The International Religious Freedom Alliance was launched by U.S. Secretary of State Mike Pompeo in Washington, D.C., on February 5, and involves 27 countries.
Marking the anniversary Chishti predecessor, Lord Tariq Ahmad – now Minister of State for Human Rights – said there “is a critical intersection of religious rights with broader security issues like gender-based violence, including trafficking and forced marriage.”
“We know that free societies are more stable, more prosperous and more resilient against violent extremism, and our work on freedom of religion or belief, alongside our ongoing human rights work, is key to improving the livelihoods of millions across the world,” Ahmad said.
However, Alton warned that notwithstanding the commitment of some UK officials, “it is no secret that some senior civil servants in the Foreign Office do not share the Prime Minister’s commitment to implementing the Truro Recommendations,” and said it is “vitally important to ensure that the Truro Report remains a defining document and doesn’t simply gather dust.”

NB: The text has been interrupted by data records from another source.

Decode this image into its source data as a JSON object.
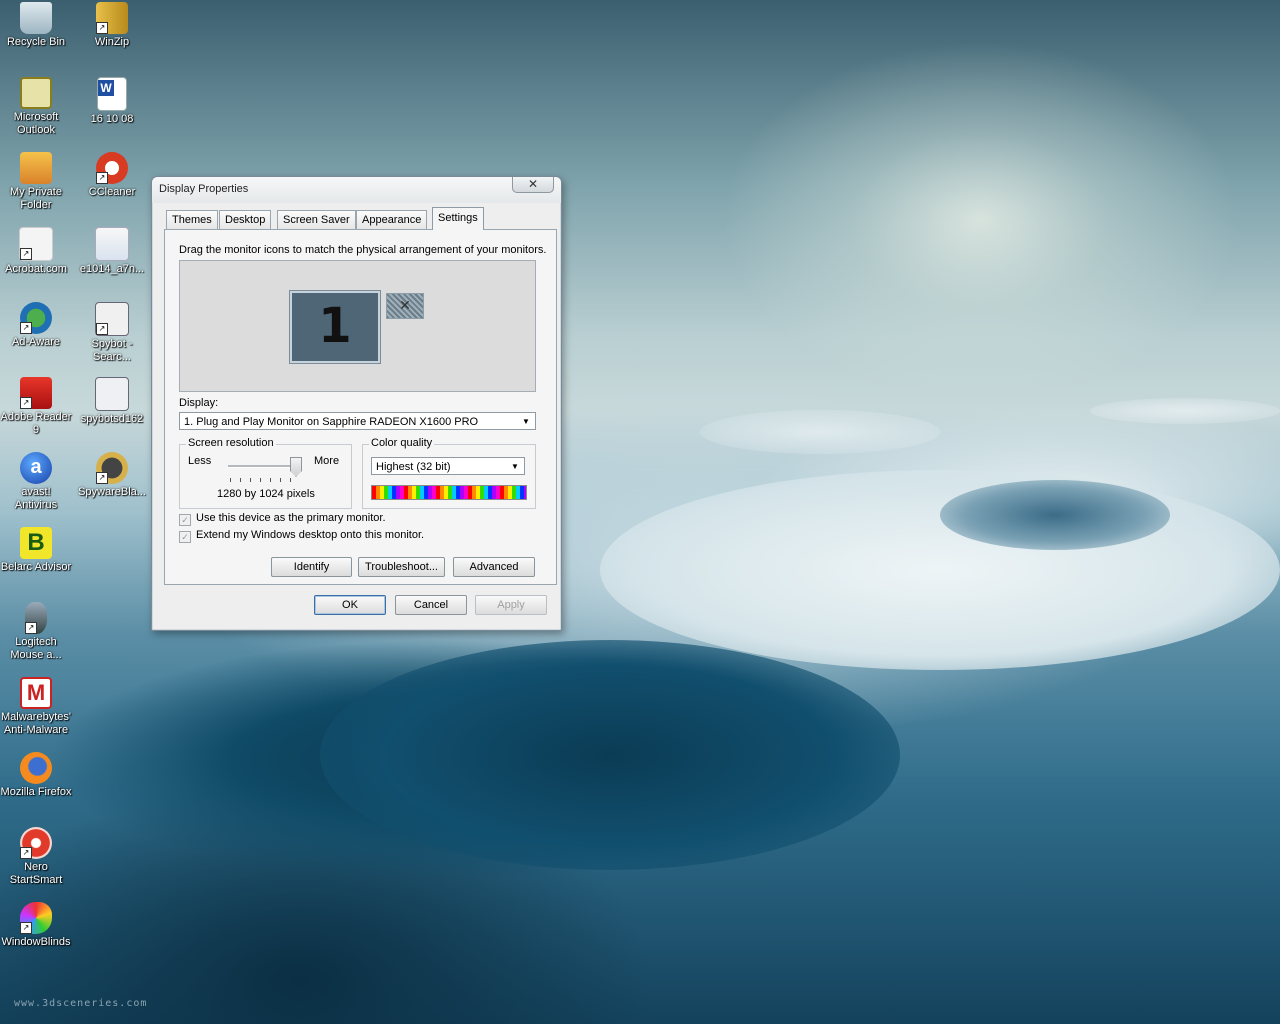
{
  "desktop": {
    "watermark": "www.3dsceneries.com",
    "icons": [
      {
        "label": "Recycle Bin",
        "icon": "recycle-bin-icon"
      },
      {
        "label": "WinZip",
        "icon": "winzip-icon"
      },
      {
        "label": "Microsoft Outlook",
        "icon": "outlook-icon"
      },
      {
        "label": "16 10 08",
        "icon": "word-document-icon"
      },
      {
        "label": "My Private Folder",
        "icon": "private-folder-icon"
      },
      {
        "label": "CCleaner",
        "icon": "ccleaner-icon"
      },
      {
        "label": "Acrobat.com",
        "icon": "acrobat-icon"
      },
      {
        "label": "e1014_a7n...",
        "icon": "archive-file-icon"
      },
      {
        "label": "Ad-Aware",
        "icon": "ad-aware-icon"
      },
      {
        "label": "Spybot - Searc...",
        "icon": "spybot-icon"
      },
      {
        "label": "Adobe Reader 9",
        "icon": "adobe-reader-icon"
      },
      {
        "label": "spybotsd162",
        "icon": "spybot-installer-icon"
      },
      {
        "label": "avast! Antivirus",
        "icon": "avast-icon"
      },
      {
        "label": "SpywareBla...",
        "icon": "spywareblaster-icon"
      },
      {
        "label": "Belarc Advisor",
        "icon": "belarc-icon"
      },
      {
        "label": "Logitech Mouse a...",
        "icon": "logitech-mouse-icon"
      },
      {
        "label": "Malwarebytes' Anti-Malware",
        "icon": "malwarebytes-icon"
      },
      {
        "label": "Mozilla Firefox",
        "icon": "firefox-icon"
      },
      {
        "label": "Nero StartSmart",
        "icon": "nero-icon"
      },
      {
        "label": "WindowBlinds",
        "icon": "windowblinds-icon"
      }
    ]
  },
  "dialog": {
    "title": "Display Properties",
    "close_label": "✕",
    "tabs": [
      {
        "label": "Themes"
      },
      {
        "label": "Desktop"
      },
      {
        "label": "Screen Saver"
      },
      {
        "label": "Appearance"
      },
      {
        "label": "Settings"
      }
    ],
    "active_tab": "Settings",
    "instruction": "Drag the monitor icons to match the physical arrangement of your monitors.",
    "monitor_primary_label": "1",
    "monitor_secondary_label": "✕",
    "display_label": "Display:",
    "display_value": "1. Plug and Play Monitor on Sapphire RADEON X1600 PRO",
    "resolution": {
      "title": "Screen resolution",
      "less": "Less",
      "more": "More",
      "value": "1280 by 1024 pixels",
      "slider_fraction": 1.0
    },
    "color_quality": {
      "title": "Color quality",
      "value": "Highest (32 bit)"
    },
    "checkboxes": [
      {
        "label": "Use this device as the primary monitor.",
        "checked": true,
        "enabled": false
      },
      {
        "label": "Extend my Windows desktop onto this monitor.",
        "checked": true,
        "enabled": false
      }
    ],
    "buttons": {
      "identify": "Identify",
      "troubleshoot": "Troubleshoot...",
      "advanced": "Advanced",
      "ok": "OK",
      "cancel": "Cancel",
      "apply": "Apply"
    }
  }
}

“Many will want to bury it,” he said. “But not the 11 Christians who, on average, lose their lives every day.”
Alton noted that the report ‘s title asks if the persecution of Christians is “an unfolding genocide?”
“These beleaguered people and countless others are the reasons why we mustn’t let others bury or ignore the Truro Report – why fashionable and politically correct causes mustn’t become a pretext for ignoring this phenomenal global suffering,” he said.
He commended the government’s new Global Human Rights sanctions regime for “those responsible for egregious violations of human rights.”
“Many perpetrators buy property in the UK, keep their money in our banks, educate their children here and enjoy the benefits of an open and free society which respects diversity and pluralism and promotes respectful co-existence. Yet, in their own countries, those who have enjoyed the benefits of the rule of law and human rights, discriminate, persecute, torture, and kill. No longer. And that is truly welcome,” Alton said.
Follow Charles Collins on Twitter: @CharlesinRome